Erika Eckert is associate professor of viola at the University of Colorado, Boulder.

(Photo: Courtesy Erika Eckert)
When violist Erika Eckert sets out to plan and perform a recital, she searches for music that explores a theme or tells a memorable story.

Eckert, associate professor of viola at the University of Colorado in Boulder, presents her newest recital program, “Family: A Musical Portrait,” at 7:30 p.m. Tuesday at Grusin Music Hall on the CU-Boulder campus.

Her selections for the program grew out of several recent milestones in her life, including the loss of a parent, the wedding of a sibling and the birth of her brother’s child.

She'll play two pieces by composer Hilary Tann, titled "Mother and Son" and "A Girl's Song to Her Mother."  The program also features a piece by Estonian composer Arvo Part  for alto, violin and viola, as well as music by Hunter Ewen, an in-house composer at CU, who wrote a piece for viola and electronics.

Eckert co-founded the Cavani String Quartet and traveled the world with the group before becoming a professor about 20 years ago. More recently she’s played occasional quintet performanceswith the Takacs Quartet, also based at CU-Boulder's College of Music. Locally, she’s also appeared with the Boulder Bach Festival and Boulder Chamber Orchestra.

She spoke with CPR Classical about her approach to finding music for a recital, her work as a mentor to young viola players and what she does just before she goes onstage for a performance. Click the audio link above to hear it.

Interview highlights:

On why she likes finding a theme when she selects music for a recital:

“I took a sabbatical in 2010 and started venturing into the idea of performances being more of a place to allow people to have an experience, to connect with something deeper inside themselves. So I stopped looking at programming as trying to represent different time periods … or doing some of the big masterworks. But I started theming the programs. … What I love is when people come backstage afterwards and they don’t necessarily speak to me and say, “Oh , you know, that was amazing playing’ or whatever, but they say, ‘Oh my gosh, I had the most amazing experience listening to that piece.’ And so I guess this is just a direction I’ve been wanting to go creatively.”

On how her approach for developing themed recitals inspires some of the advice she gives her students when they prepare for their own performances:

“In preparing even the standard works with them, we still work a lot on the idea of how they need to work on the technique of what they’re doing.

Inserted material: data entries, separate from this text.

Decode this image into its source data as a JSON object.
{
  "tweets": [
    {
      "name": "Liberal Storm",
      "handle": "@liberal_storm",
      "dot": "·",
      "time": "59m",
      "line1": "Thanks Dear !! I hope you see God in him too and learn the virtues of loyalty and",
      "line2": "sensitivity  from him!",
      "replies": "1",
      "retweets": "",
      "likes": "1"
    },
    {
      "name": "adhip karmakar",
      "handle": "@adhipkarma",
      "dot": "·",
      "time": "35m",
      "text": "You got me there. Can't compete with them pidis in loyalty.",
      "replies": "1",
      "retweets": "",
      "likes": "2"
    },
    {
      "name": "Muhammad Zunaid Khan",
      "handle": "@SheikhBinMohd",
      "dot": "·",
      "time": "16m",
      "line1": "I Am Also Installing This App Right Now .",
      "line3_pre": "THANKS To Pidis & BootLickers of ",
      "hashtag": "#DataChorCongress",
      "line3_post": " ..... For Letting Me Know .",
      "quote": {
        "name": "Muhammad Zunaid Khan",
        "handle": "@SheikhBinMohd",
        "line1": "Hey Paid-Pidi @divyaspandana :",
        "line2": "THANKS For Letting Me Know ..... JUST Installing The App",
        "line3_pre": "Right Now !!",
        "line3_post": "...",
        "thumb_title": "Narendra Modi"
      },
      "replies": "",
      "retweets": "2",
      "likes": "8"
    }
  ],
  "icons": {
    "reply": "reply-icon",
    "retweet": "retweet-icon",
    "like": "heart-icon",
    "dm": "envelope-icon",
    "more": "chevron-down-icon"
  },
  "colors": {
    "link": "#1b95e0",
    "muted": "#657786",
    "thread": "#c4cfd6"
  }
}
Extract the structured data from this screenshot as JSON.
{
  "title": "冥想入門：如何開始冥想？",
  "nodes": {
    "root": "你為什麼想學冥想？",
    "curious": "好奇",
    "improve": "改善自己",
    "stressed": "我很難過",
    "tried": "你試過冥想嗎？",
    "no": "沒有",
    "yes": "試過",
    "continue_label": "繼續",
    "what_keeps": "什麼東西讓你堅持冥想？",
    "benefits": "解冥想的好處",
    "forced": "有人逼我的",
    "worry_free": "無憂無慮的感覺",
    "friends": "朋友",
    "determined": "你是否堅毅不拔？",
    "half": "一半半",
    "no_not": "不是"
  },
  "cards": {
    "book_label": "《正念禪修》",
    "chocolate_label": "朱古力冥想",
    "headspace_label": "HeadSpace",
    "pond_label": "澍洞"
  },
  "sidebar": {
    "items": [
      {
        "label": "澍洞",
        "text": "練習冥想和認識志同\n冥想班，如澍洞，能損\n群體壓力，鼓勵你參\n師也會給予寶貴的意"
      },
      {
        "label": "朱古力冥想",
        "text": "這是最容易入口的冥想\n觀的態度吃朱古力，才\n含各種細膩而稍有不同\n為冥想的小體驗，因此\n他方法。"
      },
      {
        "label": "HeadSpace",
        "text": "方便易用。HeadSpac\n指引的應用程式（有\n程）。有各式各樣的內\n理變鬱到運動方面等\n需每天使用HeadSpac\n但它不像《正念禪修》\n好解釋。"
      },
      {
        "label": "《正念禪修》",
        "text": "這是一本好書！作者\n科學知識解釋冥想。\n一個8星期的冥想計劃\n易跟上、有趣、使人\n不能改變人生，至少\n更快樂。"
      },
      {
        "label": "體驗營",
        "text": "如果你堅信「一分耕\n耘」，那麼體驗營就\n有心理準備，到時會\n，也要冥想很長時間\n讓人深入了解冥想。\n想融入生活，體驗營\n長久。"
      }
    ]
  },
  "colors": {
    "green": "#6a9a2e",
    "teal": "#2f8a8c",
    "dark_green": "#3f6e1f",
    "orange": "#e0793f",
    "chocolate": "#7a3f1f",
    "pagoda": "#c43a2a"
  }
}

But they need to be very in tune with the expression that they’re putting in to the music because that’s part of what the audience’s experience is.”

On the thrills and challenges of traveling and sitting in with the internationally renowned Takacs Quartet when the group plays a quintet piece that calls for an extra viola:

“It’s the most exciting thing I get to do every year. Sitting in with a group like that is amazing. I can’t think of a better word for it. You just need to not get in your own way, because the energy of what they do just carries you along and it’s really a treat.”

The program for Tuesday’s recital:

Hilary Tann: “A Girl’s Song to Her Mother”
Hilary Tann: “Mother and Son”
Arvo Part: “Es sang vor langen Jahren”
Hunter Ewen: “Circles on Quiet Water”
Dan Welcher: “Tickets for a Prayer Wheel”
Peter Seabourne: “Pieta”

Hear more music from Erika Eckert on Colorado Spotlight with Charley Samson at 7 p.m. Sunday.